The Lakers were originally qualified for the PPP, which was a loan devised to provide a direct inducement for small businesses to keep their employees on the payrolls. The SBA was providing forgivable loans for businesses maintaining workers and salary levels and also guaranteed fully forgiven loans if the funds were used for payroll costs, interest on contracts, rents, and utilities. All businesses, including nonprofits, veteran organizations, and independent contractors with less than 500 workers were able to apply for this program. The Lakers, best known for their players on the court, had a full and part-time staff of just over 300 employees and had not fired any of their workers, making them eligible for a PPP loan. 

“In theory, I think it’s a great idea to boost aggregate demands, maintain people employed, keep wages up, and support smaller institutions to make sure that they don’t all disappear as results of the demands just going away,” said Mr. Miller, AP Economics teacher. “However, in reality, I feel like the program has been executed poorly, and there hasn’t been a good judgemental system making sure that companies that have a bunch of cash on hand are just applying for the loans. I think that if you believe that the government is supposed to assist times of crisis, and times of natural disasters or situations that are not under the control of the general, like this coronavirus, then yes, I feel like this system is necessary. Overall, this PPP has changed many people’s perceptions of large companies, such as the LA Lakers and Shake Shack, causing public shame and complaints concerning these businesses had received the loans.”

The Lakers faced public outcries from the large sum of money they had received from the government, and their decision to return the money arose amid complaints that claimed that many large businesses were unjustly obtaining a federal loan program dedicated to support the small businesses damaged by the coronavirus pandemic. As millions of companies applied, the money allocated to the program was gone within two weeks, benefitting most of the big companies and leaving out the hundreds and thousands of small businesses. The controversy intensified when other large companies, such as Shake Shack and AutoNation, received millions of loans, but both claimed to have returned the money as well.
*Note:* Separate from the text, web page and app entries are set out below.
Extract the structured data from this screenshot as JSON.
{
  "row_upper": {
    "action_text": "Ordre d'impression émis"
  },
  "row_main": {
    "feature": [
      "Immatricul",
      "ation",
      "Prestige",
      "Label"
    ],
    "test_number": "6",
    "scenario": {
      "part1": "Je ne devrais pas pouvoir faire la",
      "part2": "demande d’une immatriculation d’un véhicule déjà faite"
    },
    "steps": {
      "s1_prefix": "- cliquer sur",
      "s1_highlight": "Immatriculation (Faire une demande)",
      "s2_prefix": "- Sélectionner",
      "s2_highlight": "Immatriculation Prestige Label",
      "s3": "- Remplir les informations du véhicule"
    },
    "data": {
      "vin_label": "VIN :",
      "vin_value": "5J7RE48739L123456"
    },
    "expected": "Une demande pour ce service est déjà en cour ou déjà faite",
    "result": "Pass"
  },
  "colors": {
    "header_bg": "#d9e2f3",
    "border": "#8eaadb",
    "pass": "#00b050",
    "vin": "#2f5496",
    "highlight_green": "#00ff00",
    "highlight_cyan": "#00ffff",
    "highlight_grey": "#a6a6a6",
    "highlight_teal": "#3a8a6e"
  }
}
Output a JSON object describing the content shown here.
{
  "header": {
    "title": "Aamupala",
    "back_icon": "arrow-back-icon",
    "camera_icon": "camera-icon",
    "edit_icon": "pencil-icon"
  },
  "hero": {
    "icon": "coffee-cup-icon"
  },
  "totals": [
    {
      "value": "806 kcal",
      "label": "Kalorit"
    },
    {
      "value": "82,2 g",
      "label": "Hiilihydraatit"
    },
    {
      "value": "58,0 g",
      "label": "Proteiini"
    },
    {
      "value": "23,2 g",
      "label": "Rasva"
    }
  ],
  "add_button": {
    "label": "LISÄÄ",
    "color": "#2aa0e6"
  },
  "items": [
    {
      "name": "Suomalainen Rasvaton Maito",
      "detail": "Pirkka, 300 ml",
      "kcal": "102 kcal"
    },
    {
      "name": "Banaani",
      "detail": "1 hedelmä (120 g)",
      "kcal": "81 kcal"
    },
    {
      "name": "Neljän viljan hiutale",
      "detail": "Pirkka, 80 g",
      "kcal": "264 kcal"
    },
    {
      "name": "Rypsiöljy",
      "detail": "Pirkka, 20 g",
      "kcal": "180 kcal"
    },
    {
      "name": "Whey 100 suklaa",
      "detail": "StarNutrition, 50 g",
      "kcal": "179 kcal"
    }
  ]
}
“I don’t feel any different about being a Lakers fan because, being a basketball fan from California, I’m always going to support the Lakers,” said Bryan Kim (9), an avid fan of the LA Lakers. “The Lakers may make some disappointing or irresponsible decisions, but I will always see them as a successful franchise with 16 championships under their belt. The Lakers’ front office isn’t necessarily bad, but being that they aren’t one of the top front offices in the league, it’s understandable that they decided to take such a large loan from the government despite being a franchise valued at $4.4 billion. As a Lakers fan, I have witnessed numerous decisions by the Lakers’ front office that made the team worse, so I’m not totally shocked by this controversy.”